Currently, there is no effective early detection method for ovarian cancer. It is usually diagnosed in advanced stages, and only about half of women survive longer than five years after diagnosis. For the 25 percent of ovarian cancers that are found early, the five-year survival rate is greater than 90 percent.
Studies have shown that prognosis and survival depend largely on how much tumor is left at the time of initial surgery. Patients who have no remaining tumor or with nodules less than one centimeter in diameter have the best chance for cure and long-term survival.
There are more than 30 different types of ovarian cancer, categorized by the type of cell where they originate.
The three most common types of ovarian cancer are:
Epithelial tumors occur in the epithelium, which is the tissue that covers the outside of the ovary. About 90 percent of ovarian cancers are of this type. The risk of epithelial ovarian cancer increases with age and occurs mostly in women over 60, but can develop at any age.
Germ cell tumors originate in the egg-producing cells found within the ovary. This type of ovarian cancer can occur in women of any age, but mostly affects adolescents and young adults under age 30. About 5 percent of all ovarian cancers are germ cell tumors. Sex cord stromal tumors develop in the connective tissue that holds the ovary together and produces the female hormones estrogen and progesterone. Sex cord stromal tumors are relatively rare, representing about 5 percent of all ovarian cancers. Women may feel some pain and abdominal discomfort in the early stages of disease.

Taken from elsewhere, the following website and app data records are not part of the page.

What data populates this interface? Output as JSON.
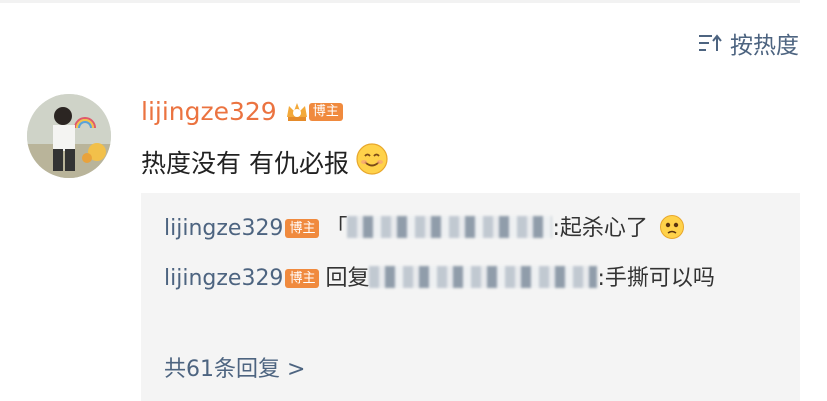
{
  "sort": {
    "label": "按热度",
    "icon": "sort-lines-icon"
  },
  "comment": {
    "username": "lijingze329",
    "badge": "博主",
    "text": "热度没有 有仇必报",
    "emoji": "smile-emoji"
  },
  "replies": [
    {
      "username": "lijingze329",
      "badge": "博主",
      "prefix": "「",
      "text": ":起杀心了",
      "emoji": "sad-emoji"
    },
    {
      "username": "lijingze329",
      "badge": "博主",
      "prefix": "回复",
      "text": ":手撕可以吗"
    }
  ],
  "more_replies": "共61条回复 >",
  "colors": {
    "username_orange": "#eb7340",
    "link_blue": "#4d6480",
    "badge_orange": "#f08a3e"
  }
}
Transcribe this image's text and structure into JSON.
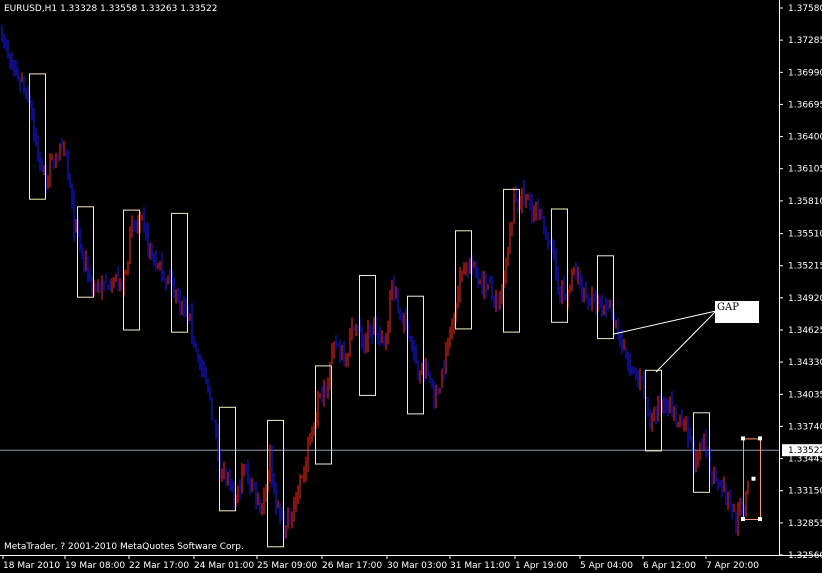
{
  "chart_data": {
    "type": "candlestick",
    "symbol_info": "EURUSD,H1  1.33328 1.33558 1.33263 1.33522",
    "symbol": "EURUSD",
    "timeframe": "H1",
    "last_bar": {
      "open": 1.33328,
      "high": 1.33558,
      "low": 1.33263,
      "close": 1.33522
    },
    "current_price": 1.33522,
    "current_price_label": "1.33522",
    "ylim": [
      1.3256,
      1.3758
    ],
    "y_ticks": [
      1.3758,
      1.37285,
      1.3699,
      1.36695,
      1.364,
      1.36105,
      1.3581,
      1.3551,
      1.35215,
      1.3492,
      1.34625,
      1.3433,
      1.34035,
      1.3374,
      1.33445,
      1.3315,
      1.32855,
      1.3256
    ],
    "y_tick_labels": [
      "1.37580",
      "1.37285",
      "1.36990",
      "1.36695",
      "1.36400",
      "1.36105",
      "1.35810",
      "1.35510",
      "1.35215",
      "1.34920",
      "1.34625",
      "1.34330",
      "1.34035",
      "1.33740",
      "1.33445",
      "1.33150",
      "1.32855",
      "1.32560"
    ],
    "x_tick_labels": [
      "18 Mar 2010",
      "19 Mar 08:00",
      "22 Mar 17:00",
      "24 Mar 01:00",
      "25 Mar 09:00",
      "26 Mar 17:00",
      "30 Mar 03:00",
      "31 Mar 11:00",
      "1 Apr 19:00",
      "5 Apr 04:00",
      "6 Apr 12:00",
      "7 Apr 20:00"
    ],
    "path": [
      [
        0,
        1.3745
      ],
      [
        10,
        1.3705
      ],
      [
        22,
        1.369
      ],
      [
        30,
        1.3675
      ],
      [
        38,
        1.362
      ],
      [
        46,
        1.36
      ],
      [
        56,
        1.3625
      ],
      [
        66,
        1.362
      ],
      [
        74,
        1.356
      ],
      [
        84,
        1.3525
      ],
      [
        92,
        1.3505
      ],
      [
        102,
        1.35
      ],
      [
        112,
        1.351
      ],
      [
        122,
        1.35
      ],
      [
        132,
        1.3555
      ],
      [
        142,
        1.356
      ],
      [
        150,
        1.3535
      ],
      [
        158,
        1.352
      ],
      [
        168,
        1.351
      ],
      [
        180,
        1.349
      ],
      [
        190,
        1.347
      ],
      [
        200,
        1.343
      ],
      [
        210,
        1.34
      ],
      [
        220,
        1.334
      ],
      [
        228,
        1.332
      ],
      [
        236,
        1.3305
      ],
      [
        244,
        1.3335
      ],
      [
        252,
        1.332
      ],
      [
        262,
        1.33
      ],
      [
        270,
        1.3345
      ],
      [
        278,
        1.3295
      ],
      [
        286,
        1.328
      ],
      [
        296,
        1.331
      ],
      [
        306,
        1.334
      ],
      [
        316,
        1.339
      ],
      [
        326,
        1.3415
      ],
      [
        336,
        1.345
      ],
      [
        346,
        1.344
      ],
      [
        354,
        1.347
      ],
      [
        364,
        1.345
      ],
      [
        374,
        1.3465
      ],
      [
        384,
        1.3445
      ],
      [
        392,
        1.3505
      ],
      [
        400,
        1.3475
      ],
      [
        408,
        1.3465
      ],
      [
        418,
        1.342
      ],
      [
        426,
        1.3425
      ],
      [
        436,
        1.34
      ],
      [
        446,
        1.344
      ],
      [
        456,
        1.349
      ],
      [
        464,
        1.3525
      ],
      [
        472,
        1.352
      ],
      [
        480,
        1.351
      ],
      [
        490,
        1.35
      ],
      [
        498,
        1.348
      ],
      [
        506,
        1.352
      ],
      [
        514,
        1.358
      ],
      [
        522,
        1.3585
      ],
      [
        532,
        1.3575
      ],
      [
        542,
        1.356
      ],
      [
        550,
        1.3545
      ],
      [
        558,
        1.3505
      ],
      [
        566,
        1.349
      ],
      [
        574,
        1.3515
      ],
      [
        582,
        1.35
      ],
      [
        590,
        1.349
      ],
      [
        600,
        1.348
      ],
      [
        608,
        1.3485
      ],
      [
        616,
        1.347
      ],
      [
        624,
        1.344
      ],
      [
        634,
        1.342
      ],
      [
        642,
        1.341
      ],
      [
        650,
        1.338
      ],
      [
        658,
        1.339
      ],
      [
        666,
        1.34
      ],
      [
        676,
        1.338
      ],
      [
        686,
        1.337
      ],
      [
        696,
        1.334
      ],
      [
        704,
        1.336
      ],
      [
        712,
        1.333
      ],
      [
        720,
        1.3325
      ],
      [
        728,
        1.3305
      ],
      [
        736,
        1.329
      ],
      [
        744,
        1.33
      ],
      [
        748,
        1.3328
      ]
    ],
    "gap_boxes": [
      [
        29,
        45,
        1.3698,
        1.3583
      ],
      [
        77,
        93,
        1.3576,
        1.3493
      ],
      [
        123,
        139,
        1.3573,
        1.3463
      ],
      [
        171,
        187,
        1.357,
        1.3461
      ],
      [
        219,
        235,
        1.3392,
        1.3297
      ],
      [
        267,
        283,
        1.338,
        1.3264
      ],
      [
        315,
        331,
        1.343,
        1.334
      ],
      [
        359,
        375,
        1.3513,
        1.3403
      ],
      [
        407,
        423,
        1.3494,
        1.3386
      ],
      [
        455,
        471,
        1.3554,
        1.3464
      ],
      [
        503,
        519,
        1.3592,
        1.3461
      ],
      [
        551,
        567,
        1.3574,
        1.347
      ],
      [
        597,
        613,
        1.3531,
        1.3455
      ],
      [
        645,
        661,
        1.3426,
        1.3352
      ],
      [
        693,
        709,
        1.3387,
        1.3314
      ],
      [
        743,
        760,
        1.3363,
        1.3289
      ]
    ],
    "annotation": {
      "text": "GAP"
    },
    "copyright": "MetaTrader, ? 2001-2010 MetaQuotes Software Corp."
  }
}
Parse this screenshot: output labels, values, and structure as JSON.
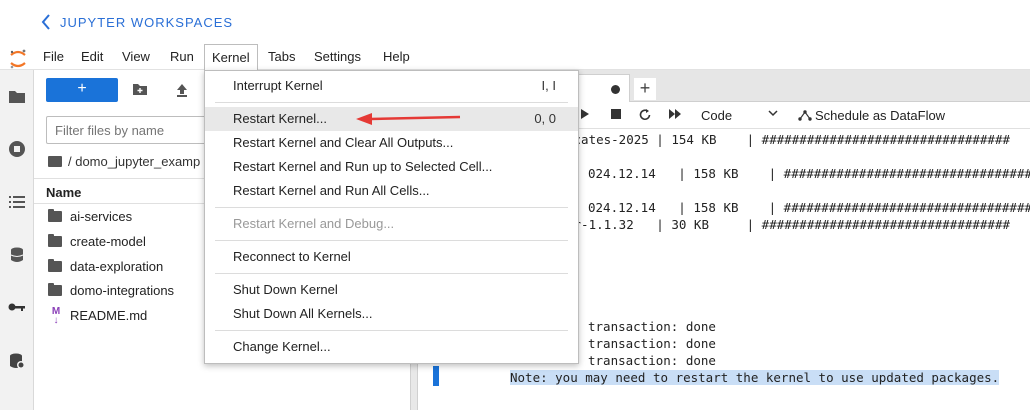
{
  "header": {
    "breadcrumb": "JUPYTER WORKSPACES"
  },
  "menubar": {
    "items": [
      "File",
      "Edit",
      "View",
      "Run",
      "Kernel",
      "Tabs",
      "Settings",
      "Help"
    ],
    "active": "Kernel"
  },
  "file_browser": {
    "new_button": "+",
    "filter_placeholder": "Filter files by name",
    "path": "/ domo_jupyter_examp",
    "column_name": "Name",
    "files": [
      {
        "name": "ai-services",
        "icon": "folder-icon"
      },
      {
        "name": "create-model",
        "icon": "folder-icon"
      },
      {
        "name": "data-exploration",
        "icon": "folder-icon"
      },
      {
        "name": "domo-integrations",
        "icon": "folder-icon"
      },
      {
        "name": "README.md",
        "icon": "markdown-icon"
      }
    ]
  },
  "notebook": {
    "tab_plus": "+",
    "cell_type": "Code",
    "schedule_button": "Schedule as DataFlow",
    "output": [
      "icates-2025 | 154 KB    | #################################",
      "024.12.14   | 158 KB    | #################################",
      "024.12.14   | 158 KB    | #################################",
      "er-1.1.32   | 30 KB     | #################################",
      "transaction: done",
      "transaction: done",
      "transaction: done",
      "Note: you may need to restart the kernel to use updated packages."
    ]
  },
  "kernel_menu": {
    "items": [
      {
        "label": "Interrupt Kernel",
        "shortcut": "I, I"
      },
      {
        "label": "Restart Kernel...",
        "shortcut": "0, 0"
      },
      {
        "label": "Restart Kernel and Clear All Outputs...",
        "shortcut": ""
      },
      {
        "label": "Restart Kernel and Run up to Selected Cell...",
        "shortcut": ""
      },
      {
        "label": "Restart Kernel and Run All Cells...",
        "shortcut": ""
      },
      {
        "label": "Restart Kernel and Debug...",
        "shortcut": ""
      },
      {
        "label": "Reconnect to Kernel",
        "shortcut": ""
      },
      {
        "label": "Shut Down Kernel",
        "shortcut": ""
      },
      {
        "label": "Shut Down All Kernels...",
        "shortcut": ""
      },
      {
        "label": "Change Kernel...",
        "shortcut": ""
      }
    ],
    "hovered": "Restart Kernel...",
    "disabled": [
      "Restart Kernel and Debug..."
    ]
  },
  "colors": {
    "accent": "#1a73d9",
    "arrow": "#e53935",
    "highlight": "#c9def6"
  }
}
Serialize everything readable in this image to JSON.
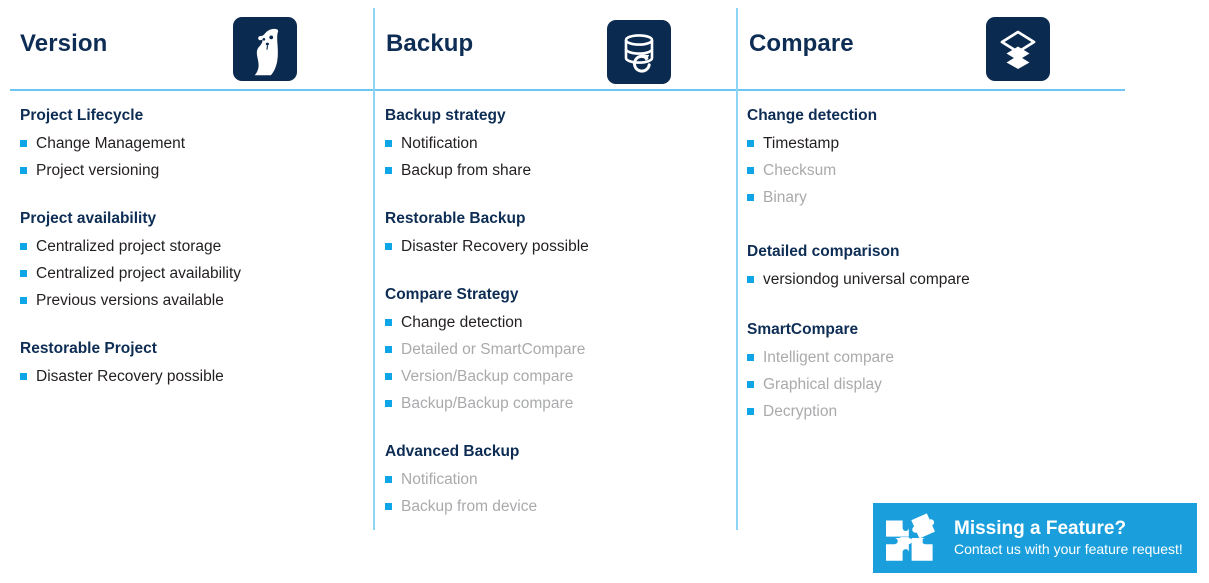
{
  "slide": {
    "columns": [
      {
        "title": "Version",
        "icon": "versiondog-dog-logo-icon",
        "groups": [
          {
            "title": "Project Lifecycle",
            "items": [
              {
                "label": "Change Management",
                "muted": false
              },
              {
                "label": "Project versioning",
                "muted": false
              }
            ]
          },
          {
            "title": "Project availability",
            "items": [
              {
                "label": "Centralized project storage",
                "muted": false
              },
              {
                "label": "Centralized project availability",
                "muted": false
              },
              {
                "label": "Previous versions available",
                "muted": false
              }
            ]
          },
          {
            "title": "Restorable Project",
            "items": [
              {
                "label": "Disaster Recovery possible",
                "muted": false
              }
            ]
          }
        ]
      },
      {
        "title": "Backup",
        "icon": "database-refresh-icon",
        "groups": [
          {
            "title": "Backup strategy",
            "items": [
              {
                "label": "Notification",
                "muted": false
              },
              {
                "label": "Backup from share",
                "muted": false
              }
            ]
          },
          {
            "title": "Restorable Backup",
            "items": [
              {
                "label": "Disaster Recovery possible",
                "muted": false
              }
            ]
          },
          {
            "title": "Compare Strategy",
            "items": [
              {
                "label": "Change detection",
                "muted": false
              },
              {
                "label": "Detailed or SmartCompare",
                "muted": true
              },
              {
                "label": "Version/Backup compare",
                "muted": true
              },
              {
                "label": "Backup/Backup compare",
                "muted": true
              }
            ]
          },
          {
            "title": "Advanced Backup",
            "items": [
              {
                "label": "Notification",
                "muted": true
              },
              {
                "label": "Backup from device",
                "muted": true
              }
            ]
          }
        ]
      },
      {
        "title": "Compare",
        "icon": "layers-stack-icon",
        "groups": [
          {
            "title": "Change detection",
            "items": [
              {
                "label": "Timestamp",
                "muted": false
              },
              {
                "label": "Checksum",
                "muted": true
              },
              {
                "label": "Binary",
                "muted": true
              }
            ]
          },
          {
            "title": "Detailed comparison",
            "items": [
              {
                "label": "versiondog universal compare",
                "muted": false
              }
            ]
          },
          {
            "title": "SmartCompare",
            "items": [
              {
                "label": "Intelligent compare",
                "muted": true
              },
              {
                "label": "Graphical display",
                "muted": true
              },
              {
                "label": "Decryption",
                "muted": true
              }
            ]
          }
        ]
      }
    ]
  },
  "banner": {
    "icon": "puzzle-pieces-icon",
    "title": "Missing a Feature?",
    "subtitle": "Contact us with your feature request!"
  },
  "colors": {
    "headline_navy": "#0E2D54",
    "icon_tile_navy": "#0B2A4F",
    "bullet_blue": "#0FA6E8",
    "rule_blue": "#6EC6F5",
    "divider_blue": "#8FD3F7",
    "body_text": "#231F20",
    "muted_text": "#A9AAAC",
    "banner_blue": "#1B9FDC",
    "background": "#FFFFFF"
  }
}
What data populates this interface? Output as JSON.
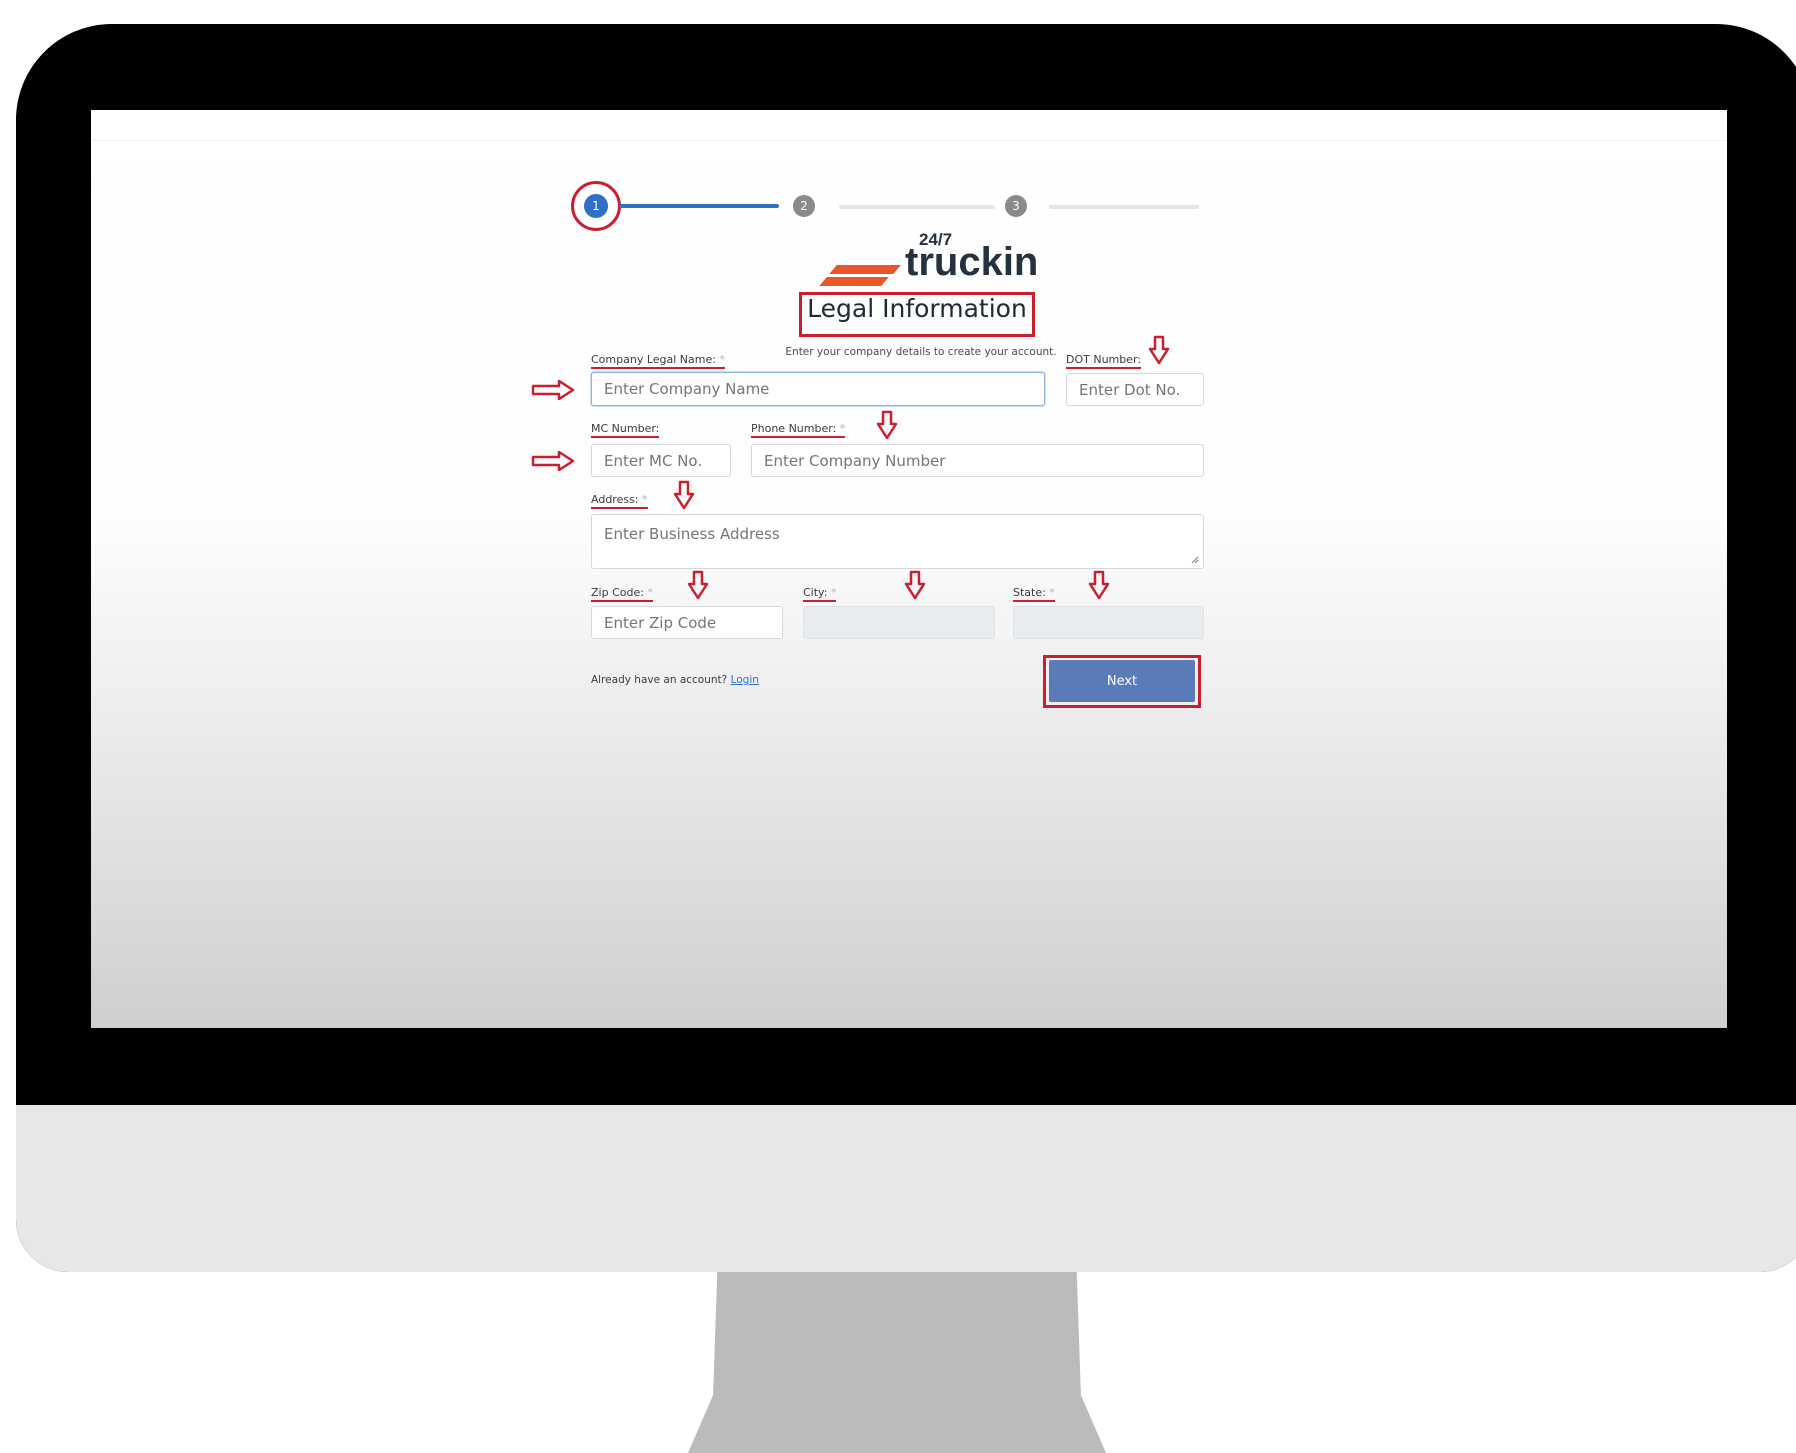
{
  "stepper": {
    "steps": [
      "1",
      "2",
      "3"
    ],
    "current": 1
  },
  "logo": {
    "superscript": "24/7",
    "wordmark": "truckin"
  },
  "header": {
    "title": "Legal Information",
    "subtitle": "Enter your company details to create your account."
  },
  "form": {
    "company_legal_name": {
      "label": "Company Legal Name:",
      "required_mark": "*",
      "placeholder": "Enter Company Name"
    },
    "dot_number": {
      "label": "DOT Number:",
      "placeholder": "Enter Dot No."
    },
    "mc_number": {
      "label": "MC Number:",
      "placeholder": "Enter MC No."
    },
    "phone_number": {
      "label": "Phone Number:",
      "required_mark": "*",
      "placeholder": "Enter Company Number"
    },
    "address": {
      "label": "Address:",
      "required_mark": "*",
      "placeholder": "Enter Business Address"
    },
    "zip_code": {
      "label": "Zip Code:",
      "required_mark": "*",
      "placeholder": "Enter Zip Code"
    },
    "city": {
      "label": "City:",
      "required_mark": "*"
    },
    "state": {
      "label": "State:",
      "required_mark": "*"
    }
  },
  "footer": {
    "already_text": "Already have an account?",
    "login_link": "Login",
    "next_button": "Next"
  },
  "colors": {
    "accent_blue": "#2f6fc4",
    "annotation_red": "#c8202f",
    "logo_orange": "#e8562a",
    "next_button": "#5a7bb8"
  },
  "icons": [
    "right-arrow-icon",
    "down-arrow-icon",
    "resize-grip-icon"
  ]
}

Most women with ovarian cancer have some symptoms. However, these symptoms are often vague and may be attributed to less serious ailments such as indigestion, weight gain or the consequences of aging.
Contact your doctor if any of the following symptoms occur:
- General abdominal discomfort or pain (gas, indigestion, pressure, swelling, bloating, cramps)
- Bloating and/or a feeling of fullness, even after a light meal
- Nausea, diarrhea, constipation or frequent urination
- Unexplained weight loss or gain
- Loss of appetite
- Abnormal vaginal bleeding
- Unusual fatigue